Be it resolved that the Executive Council charge a committee with the purpose of collaborating with organizations concerned with human rights such as Amnesty International for the protection of the human rights of those engaged in the language and literature professions worldwide who are classified as prisoners of conscience, i.e., men and women detained anywhere because of their beliefs, color, sex, sexual orientation, ethnic origin, language or religious creed, provided they have not used or advocated violence.
Be it further resolved that the Executive Council charge said committee with establishing procedures for addressing human rights issues in ways appropriate to our profession at large and to the MLA in particular.
It is Palestinian scholars of language and literature that are systematically denied academic freedom and basic human rights by the state of Israel, based on their ethnic origin. We do not see how the MLA can maintain its professional integrity while ignoring the commitment it articulates in Resolution 1 of 1993.
Myth #8: The boycott seeks the destruction of Israel and/or supports a “one-state” solution.
Fact: The boycott opposes Israeli policies and actions which violate fundamental principles of human rights and international law. It aims to end discrimination against Palestinians, to end the occupation, and to support refugee rights. The boycott campaign does not take any specific position about future political configurations or have a policy about statecraft in a post-apartheid world. There is no intention of destroying the state of Israel. The point of the boycott is to join the international effort to pressure Israel to end its violent and racist practices. The boycott of Israel, much like the boycott of apartheid South Africa, does not seek to destroy a nationbut to help dismantle a set of undemocratic and unjust state policies and practices.
Myth #9: Academic boycott will not help Palestinians because boycotts are merely symbolic gestures.
Fact: Boycotts have been proven to be effective. This boycott makes complicity with the status quo more burdensome for Israeli academic institutions. The boycott of Israeli institutions exerts pressure on Israeli academics to demand policy change from their government and offers support for Israeli academics who are already doing so. As the boycott gathers momentum it will have an influence on public opinion in the US and this could have a decisive effect on American foreign policy. The extraordinary backlash against the academic boycott in both the U.S. and Israel is already a sign of its potential impact. Boycotts have been effective in similar justice struggles, as in South Africa and the grape boycott led by Cesar Chavez and migrant farm workers in the United States. The clearest argument for this boycott is that over 170 Palestinian civil society organizations have called for it. They have identified the present moment as a critical one for exerting–and increasing–international pressure in the form of boycott, divestment, and sanctions.
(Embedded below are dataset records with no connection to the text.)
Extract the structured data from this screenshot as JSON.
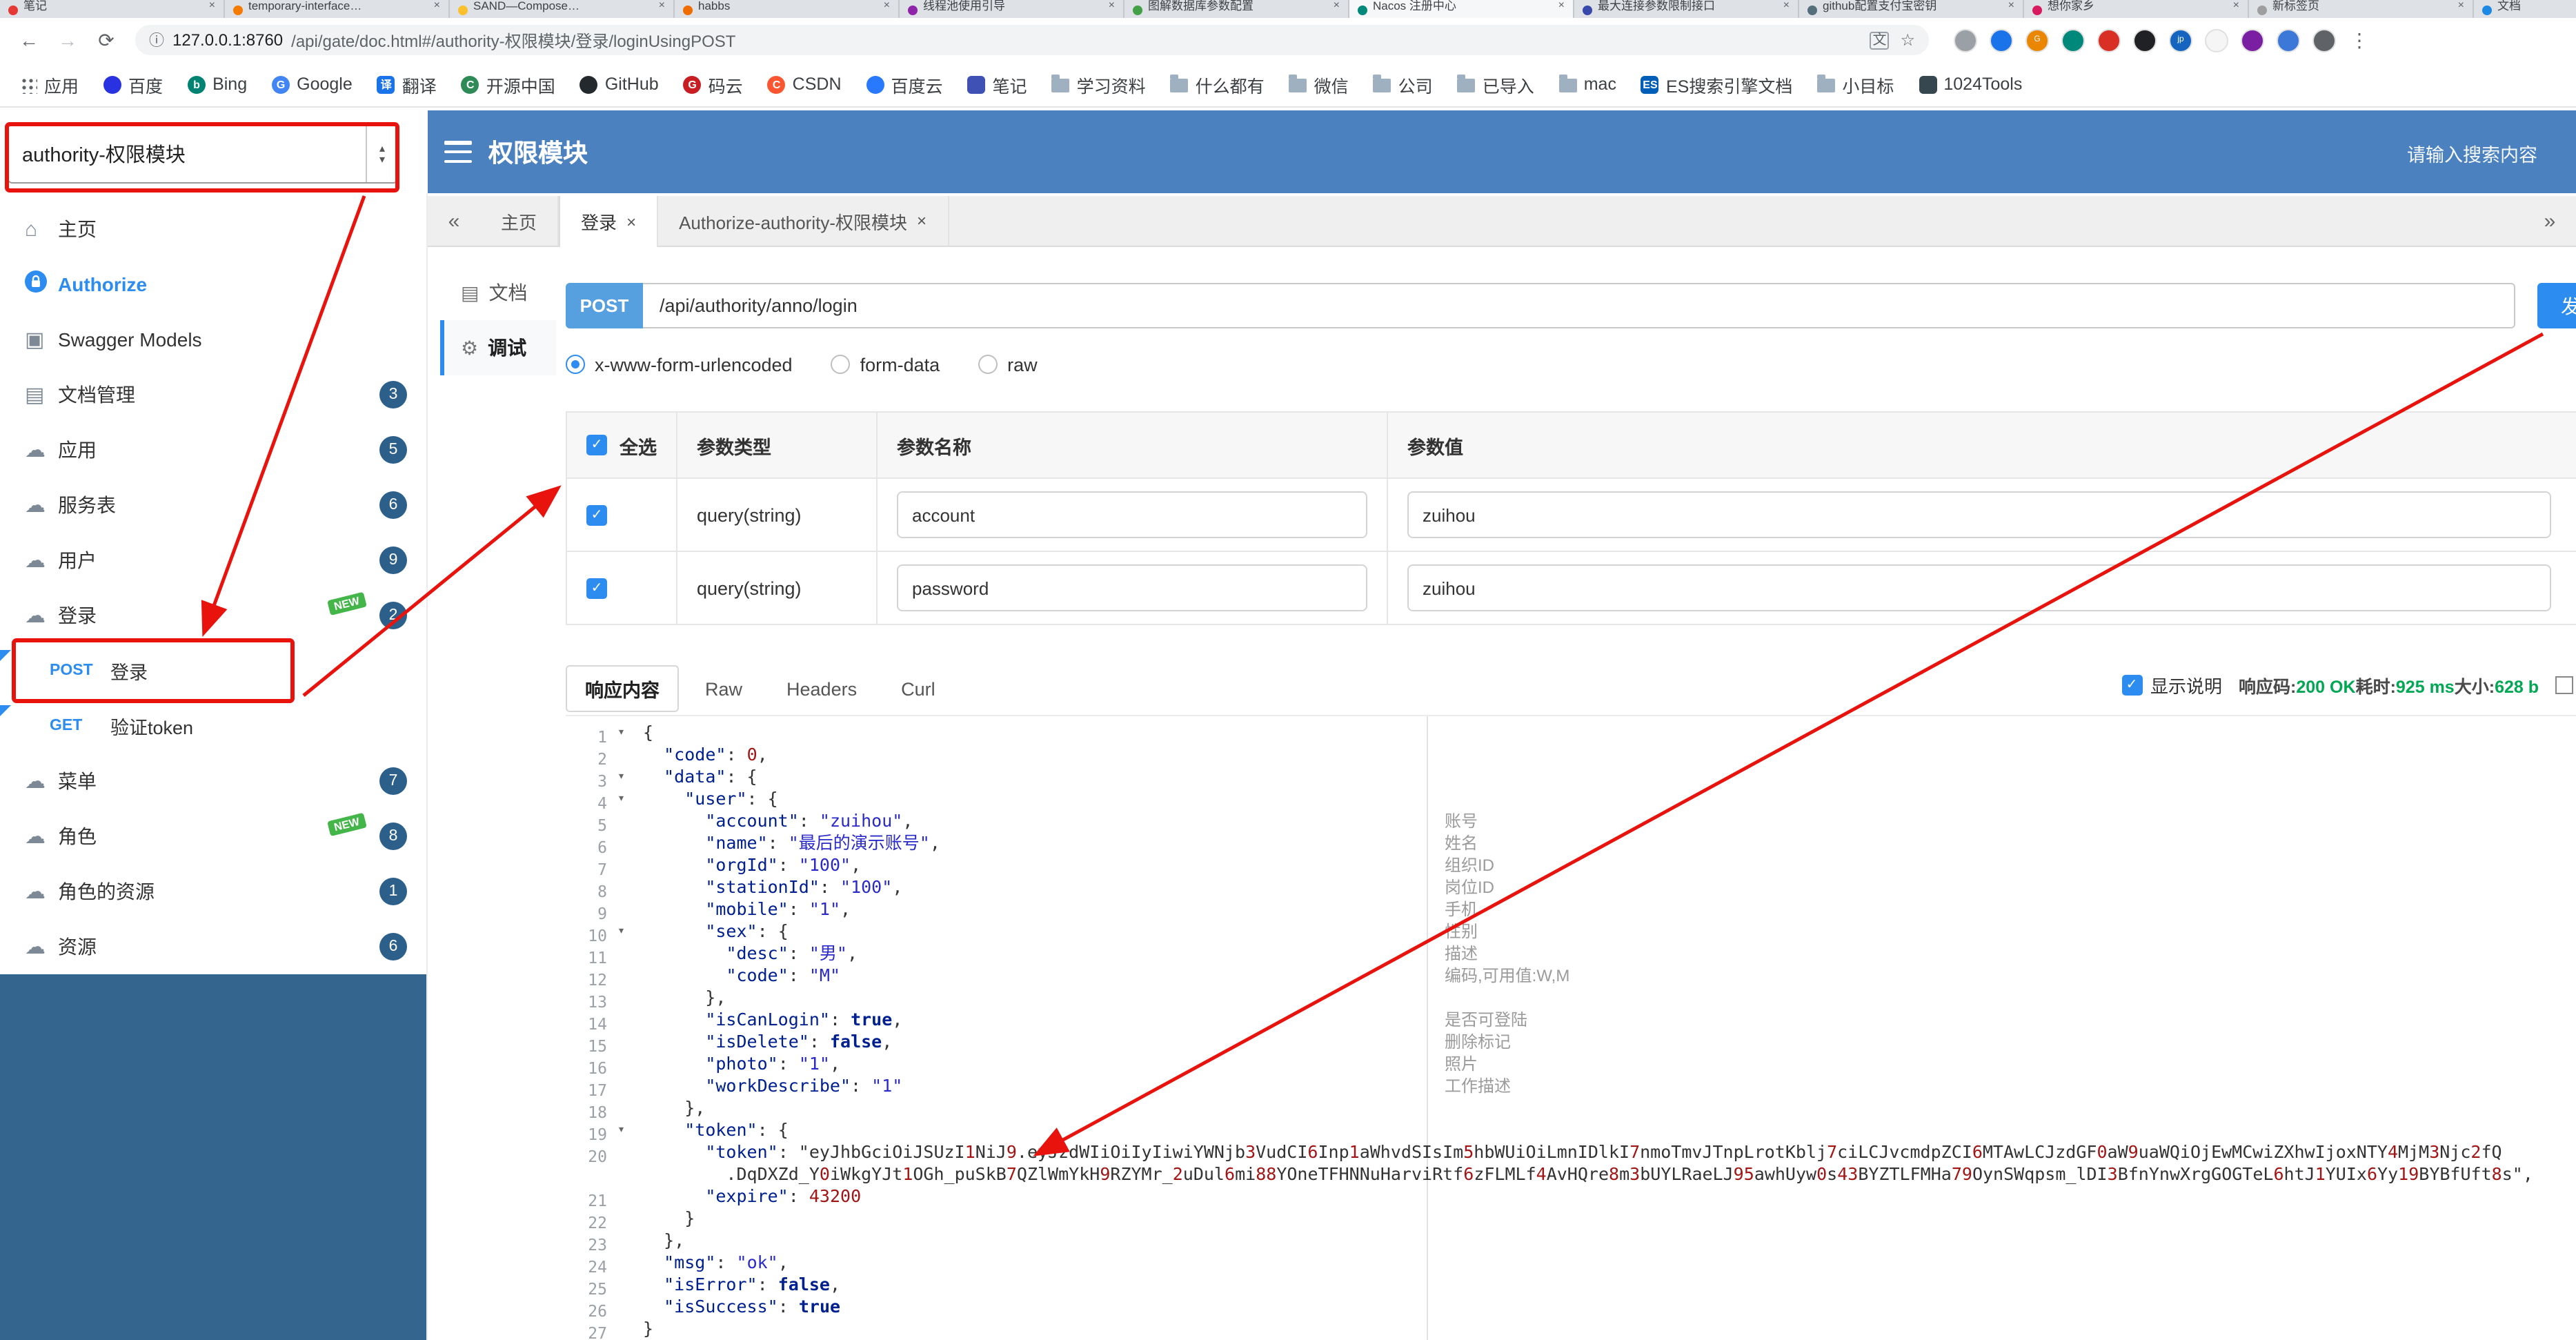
{
  "colors": {
    "header_blue": "#4b81bf",
    "accent_blue": "#2d8cf0",
    "method_chip_blue": "#56a0e0",
    "success_green": "#00a854",
    "annotation_red": "#e8130c",
    "badge_navy": "#2d5f8b",
    "new_tag_green": "#44b549",
    "sidebar_fill_blue": "#34658f"
  },
  "icons": {
    "close": "×",
    "collapse": "«",
    "expand": "»",
    "back": "←",
    "forward": "→",
    "reload": "⟳",
    "info": "ⓘ",
    "star": "☆",
    "menu_dots": "⋮",
    "translate": "文",
    "house": "⌂",
    "cloud": "☁",
    "doc": "▤",
    "models": "▣",
    "gear": "⚙",
    "check": "✓",
    "up": "▴",
    "down": "▾"
  },
  "browser": {
    "tabs": [
      {
        "title": "笔记",
        "color": "#e53935"
      },
      {
        "title": "temporary-interface…",
        "color": "#f57c00"
      },
      {
        "title": "SAND—Compose…",
        "color": "#fbc02d"
      },
      {
        "title": "habbs",
        "color": "#ef6c00"
      },
      {
        "title": "线程池使用引导",
        "color": "#8e24aa"
      },
      {
        "title": "图解数据库参数配置",
        "color": "#43a047"
      },
      {
        "title": "Nacos 注册中心",
        "color": "#00897b"
      },
      {
        "title": "最大连接参数限制接口",
        "color": "#3949ab"
      },
      {
        "title": "github配置支付宝密钥",
        "color": "#546e7a"
      },
      {
        "title": "想你家乡",
        "color": "#d81b60"
      },
      {
        "title": "新标签页",
        "color": "#9e9e9e"
      },
      {
        "title": "文档",
        "color": "#1e88e5"
      }
    ],
    "toolbar": {
      "url_host": "127.0.0.1:8760",
      "url_path": "/api/gate/doc.html#/authority-权限模块/登录/loginUsingPOST"
    },
    "extensions": [
      {
        "color": "#9aa0a6",
        "glyph": ""
      },
      {
        "color": "#1a73e8",
        "glyph": ""
      },
      {
        "color": "#ea8600",
        "glyph": "G"
      },
      {
        "color": "#00897b",
        "glyph": ""
      },
      {
        "color": "#d93025",
        "glyph": ""
      },
      {
        "color": "#202124",
        "glyph": ""
      },
      {
        "color": "#1565c0",
        "glyph": "jp"
      },
      {
        "color": "#f5f5f5",
        "glyph": ""
      },
      {
        "color": "#7b1fa2",
        "glyph": ""
      },
      {
        "color": "#3c78d8",
        "glyph": ""
      },
      {
        "color": "#5f6368",
        "glyph": ""
      }
    ],
    "bookmarks": [
      {
        "label": "应用",
        "icon": "grid"
      },
      {
        "label": "百度",
        "icon": "circle",
        "color": "#2932e1"
      },
      {
        "label": "Bing",
        "icon": "circle",
        "color": "#008373",
        "glyph": "b"
      },
      {
        "label": "Google",
        "icon": "circle",
        "color": "#4285f4",
        "glyph": "G"
      },
      {
        "label": "翻译",
        "icon": "square",
        "color": "#1a73e8",
        "glyph": "译"
      },
      {
        "label": "开源中国",
        "icon": "circle",
        "color": "#2e8b57",
        "glyph": "C"
      },
      {
        "label": "GitHub",
        "icon": "circle",
        "color": "#24292e"
      },
      {
        "label": "码云",
        "icon": "circle",
        "color": "#c71d23",
        "glyph": "G"
      },
      {
        "label": "CSDN",
        "icon": "circle",
        "color": "#fc5531",
        "glyph": "C"
      },
      {
        "label": "百度云",
        "icon": "circle",
        "color": "#2979ff"
      },
      {
        "label": "笔记",
        "icon": "square",
        "color": "#3f51b5"
      },
      {
        "label": "学习资料",
        "icon": "folder"
      },
      {
        "label": "什么都有",
        "icon": "folder"
      },
      {
        "label": "微信",
        "icon": "folder"
      },
      {
        "label": "公司",
        "icon": "folder"
      },
      {
        "label": "已导入",
        "icon": "folder"
      },
      {
        "label": "mac",
        "icon": "folder"
      },
      {
        "label": "ES搜索引擎文档",
        "icon": "square",
        "color": "#005eb8",
        "glyph": "ES"
      },
      {
        "label": "小目标",
        "icon": "folder"
      },
      {
        "label": "1024Tools",
        "icon": "square",
        "color": "#37474f"
      }
    ]
  },
  "header": {
    "group_selector": "authority-权限模块",
    "title": "权限模块",
    "search_placeholder": "请输入搜索内容"
  },
  "sidebar": {
    "new_label": "NEW",
    "items": [
      {
        "label": "主页"
      },
      {
        "label": "Authorize"
      },
      {
        "label": "Swagger Models"
      },
      {
        "label": "文档管理",
        "badge": "3"
      },
      {
        "label": "应用",
        "badge": "5"
      },
      {
        "label": "服务表",
        "badge": "6"
      },
      {
        "label": "用户",
        "badge": "9"
      },
      {
        "label": "登录",
        "badge": "2",
        "is_new": true
      },
      {
        "method": "POST",
        "label": "登录"
      },
      {
        "method": "GET",
        "label": "验证token"
      },
      {
        "label": "菜单",
        "badge": "7"
      },
      {
        "label": "角色",
        "badge": "8",
        "is_new": true
      },
      {
        "label": "角色的资源",
        "badge": "1"
      },
      {
        "label": "资源",
        "badge": "6"
      }
    ]
  },
  "workspace_tabs": {
    "items": [
      {
        "label": "主页"
      },
      {
        "label": "登录"
      },
      {
        "label": "Authorize-authority-权限模块"
      }
    ]
  },
  "doc_tabs": {
    "doc": "文档",
    "debug": "调试"
  },
  "request": {
    "method": "POST",
    "url": "/api/authority/anno/login",
    "send_label": "发送",
    "content_types": [
      "x-www-form-urlencoded",
      "form-data",
      "raw"
    ],
    "selected_content_type": "x-www-form-urlencoded",
    "params_table": {
      "headers": [
        "全选",
        "参数类型",
        "参数名称",
        "参数值"
      ],
      "rows": [
        {
          "checked": true,
          "type": "query(string)",
          "name": "account",
          "value": "zuihou"
        },
        {
          "checked": true,
          "type": "query(string)",
          "name": "password",
          "value": "zuihou"
        }
      ]
    }
  },
  "response": {
    "tabs": [
      "响应内容",
      "Raw",
      "Headers",
      "Curl"
    ],
    "active_tab": "响应内容",
    "show_desc_label": "显示说明",
    "meta": {
      "code_label": "响应码:",
      "code": "200 OK",
      "time_label": "耗时:",
      "time": "925 ms",
      "size_label": "大小:",
      "size": "628 b"
    },
    "code_lines": [
      {
        "n": "1",
        "fold": true,
        "text": "{"
      },
      {
        "n": "2",
        "text": "  \"code\": 0,"
      },
      {
        "n": "3",
        "fold": true,
        "text": "  \"data\": {"
      },
      {
        "n": "4",
        "fold": true,
        "text": "    \"user\": {"
      },
      {
        "n": "5",
        "text": "      \"account\": \"zuihou\",",
        "note": "账号"
      },
      {
        "n": "6",
        "text": "      \"name\": \"最后的演示账号\",",
        "note": "姓名"
      },
      {
        "n": "7",
        "text": "      \"orgId\": \"100\",",
        "note": "组织ID"
      },
      {
        "n": "8",
        "text": "      \"stationId\": \"100\",",
        "note": "岗位ID"
      },
      {
        "n": "9",
        "text": "      \"mobile\": \"1\",",
        "note": "手机"
      },
      {
        "n": "10",
        "fold": true,
        "text": "      \"sex\": {",
        "note": "性别"
      },
      {
        "n": "11",
        "text": "        \"desc\": \"男\",",
        "note": "描述"
      },
      {
        "n": "12",
        "text": "        \"code\": \"M\"",
        "note": "编码,可用值:W,M"
      },
      {
        "n": "13",
        "text": "      },"
      },
      {
        "n": "14",
        "text": "      \"isCanLogin\": true,",
        "note": "是否可登陆"
      },
      {
        "n": "15",
        "text": "      \"isDelete\": false,",
        "note": "删除标记"
      },
      {
        "n": "16",
        "text": "      \"photo\": \"1\",",
        "note": "照片"
      },
      {
        "n": "17",
        "text": "      \"workDescribe\": \"1\"",
        "note": "工作描述"
      },
      {
        "n": "18",
        "text": "    },"
      },
      {
        "n": "19",
        "fold": true,
        "text": "    \"token\": {"
      },
      {
        "n": "20",
        "text": "      \"token\": \"eyJhbGciOiJSUzI1NiJ9.eyJzdWIiOiIyIiwiYWNjb3VudCI6Inp1aWhvdSIsIm5hbWUiOiLmnIDlkI7nmoTmvJTnpLrotKblj7ciLCJvcmdpZCI6MTAwLCJzdGF0aW9uaWQiOjEwMCwiZXhwIjoxNTY4MjM3Njc2fQ"
      },
      {
        "n": "",
        "text": "        .DqDXZd_Y0iWkgYJt1OGh_puSkB7QZlWmYkH9RZYMr_2uDul6mi88YOneTFHNNuHarviRtf6zFLMLf4AvHQre8m3bUYLRaeLJ95awhUyw0s43BYZTLFMHa79OynSWqpsm_lDI3BfnYnwXrgGOGTeL6htJ1YUIx6Yy19BYBfUft8s\","
      },
      {
        "n": "21",
        "text": "      \"expire\": 43200"
      },
      {
        "n": "22",
        "text": "    }"
      },
      {
        "n": "23",
        "text": "  },"
      },
      {
        "n": "24",
        "text": "  \"msg\": \"ok\","
      },
      {
        "n": "25",
        "text": "  \"isError\": false,"
      },
      {
        "n": "26",
        "text": "  \"isSuccess\": true"
      },
      {
        "n": "27",
        "text": "}"
      }
    ]
  }
}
Myth #10: Endorsing the academic boycott will destroy the MLA.
Fact: There is no evidence that an endorsement of the academic boycott will damage the MLA. To date, at least six U.S.-based academic associations have endorsed the academic boycott of Israeli institutions, including the American Studies Association, the Native American and Indigenous Studies Association, the Association of Asian American Studies, and the Critical Ethnic Studies Association. At the annual meeting of the American Anthropological Association, 1,040 members out of 1,176 voted to support academic boycott, and the entire membership of over 10,000 will vote on this resolution in April. Those in attendance at the National Women’s Studies Association conference also voted to put a resolution before their entire membership, with 88.4% of those in attendance at the conference supporting the resolution. After endorsing the boycott, these organizations have remained healthy. In fact, ASA membership renewals and new membership enrollments grew more quickly after the vote for boycott than at any other time in ASA history.